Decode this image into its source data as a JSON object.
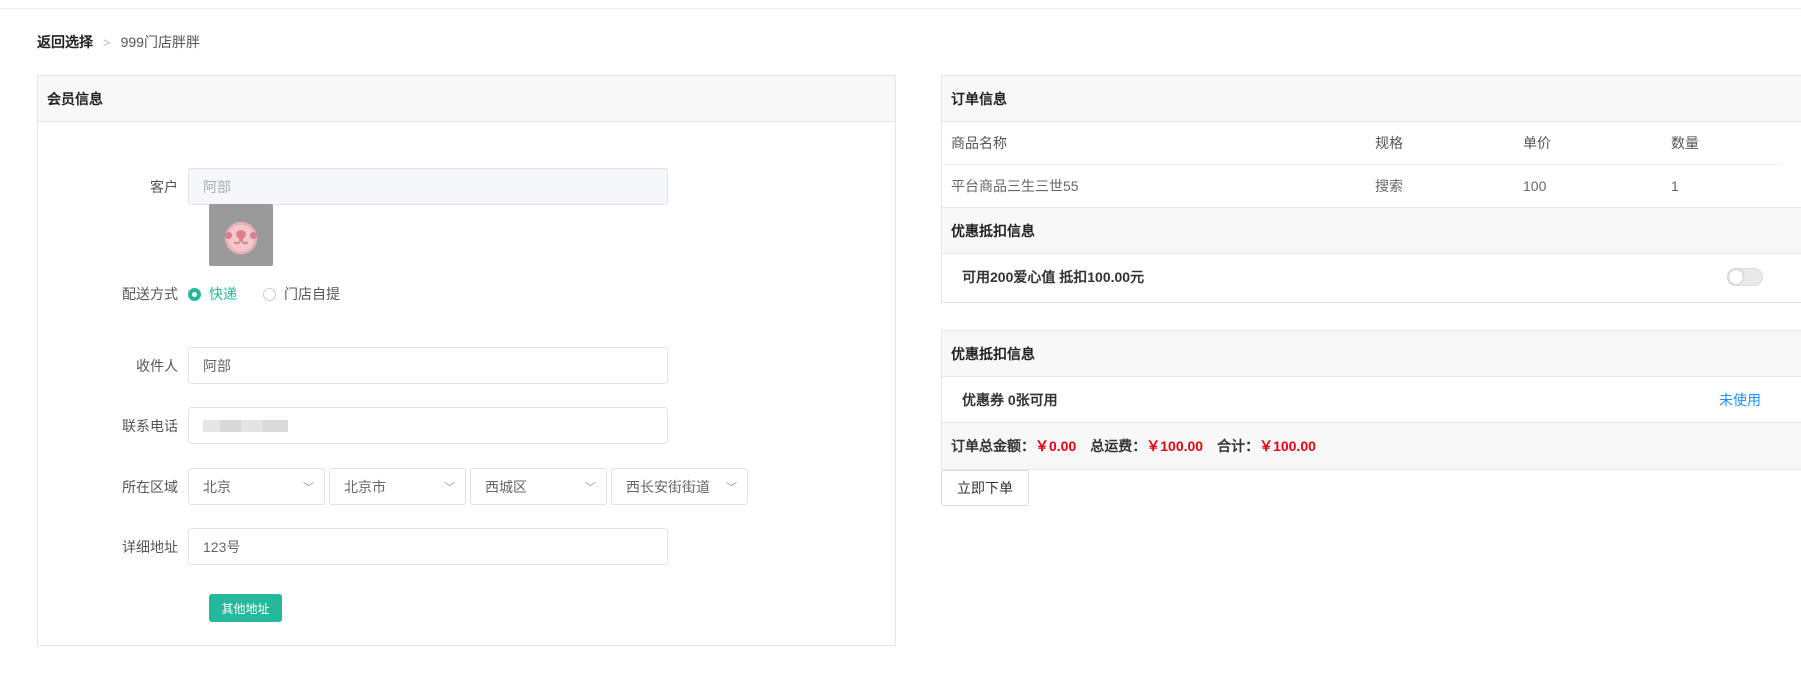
{
  "breadcrumb": {
    "back": "返回选择",
    "separator": ">",
    "current": "999门店胖胖"
  },
  "member": {
    "title": "会员信息",
    "customer_label": "客户",
    "customer_placeholder": "阿部",
    "delivery_label": "配送方式",
    "delivery_options": [
      {
        "label": "快递",
        "selected": true
      },
      {
        "label": "门店自提",
        "selected": false
      }
    ],
    "receiver_label": "收件人",
    "receiver_value": "阿部",
    "phone_label": "联系电话",
    "region_label": "所在区域",
    "region": [
      "北京",
      "北京市",
      "西城区",
      "西长安街街道"
    ],
    "address_label": "详细地址",
    "address_value": "123号",
    "other_address_button": "其他地址"
  },
  "order": {
    "title": "订单信息",
    "columns": [
      "商品名称",
      "规格",
      "单价",
      "数量"
    ],
    "rows": [
      [
        "平台商品三生三世55",
        "搜索",
        "100",
        "1"
      ]
    ],
    "discount_title": "优惠抵扣信息",
    "discount_text": "可用200爱心值 抵扣100.00元",
    "discount_enabled": false
  },
  "coupon": {
    "title": "优惠抵扣信息",
    "coupon_text": "优惠券 0张可用",
    "coupon_action": "未使用",
    "total_label": "订单总金额：",
    "total_value": "￥0.00",
    "shipping_label": "总运费：",
    "shipping_value": "￥100.00",
    "sum_label": "合计：",
    "sum_value": "￥100.00"
  },
  "submit_button": "立即下单",
  "colors": {
    "accent": "#26b89a",
    "price": "#e60012",
    "link": "#1e90ff"
  }
}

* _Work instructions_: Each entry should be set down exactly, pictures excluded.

* _Result for this exercise_:
Decode this image into its source data as a JSON object.
{
  "breadcrumb": {
    "back": "返回选择",
    "separator": ">",
    "current": "999门店胖胖"
  },
  "member": {
    "title": "会员信息",
    "customer_label": "客户",
    "customer_placeholder": "阿部",
    "delivery_label": "配送方式",
    "delivery_options": [
      {
        "label": "快递",
        "selected": true
      },
      {
        "label": "门店自提",
        "selected": false
      }
    ],
    "receiver_label": "收件人",
    "receiver_value": "阿部",
    "phone_label": "联系电话",
    "region_label": "所在区域",
    "region": [
      "北京",
      "北京市",
      "西城区",
      "西长安街街道"
    ],
    "address_label": "详细地址",
    "address_value": "123号",
    "other_address_button": "其他地址"
  },
  "order": {
    "title": "订单信息",
    "columns": [
      "商品名称",
      "规格",
      "单价",
      "数量"
    ],
    "rows": [
      [
        "平台商品三生三世55",
        "搜索",
        "100",
        "1"
      ]
    ],
    "discount_title": "优惠抵扣信息",
    "discount_text": "可用200爱心值 抵扣100.00元",
    "discount_enabled": false
  },
  "coupon": {
    "title": "优惠抵扣信息",
    "coupon_text": "优惠券 0张可用",
    "coupon_action": "未使用",
    "total_label": "订单总金额：",
    "total_value": "￥0.00",
    "shipping_label": "总运费：",
    "shipping_value": "￥100.00",
    "sum_label": "合计：",
    "sum_value": "￥100.00"
  },
  "submit_button": "立即下单",
  "colors": {
    "accent": "#26b89a",
    "price": "#e60012",
    "link": "#1e90ff"
  }
}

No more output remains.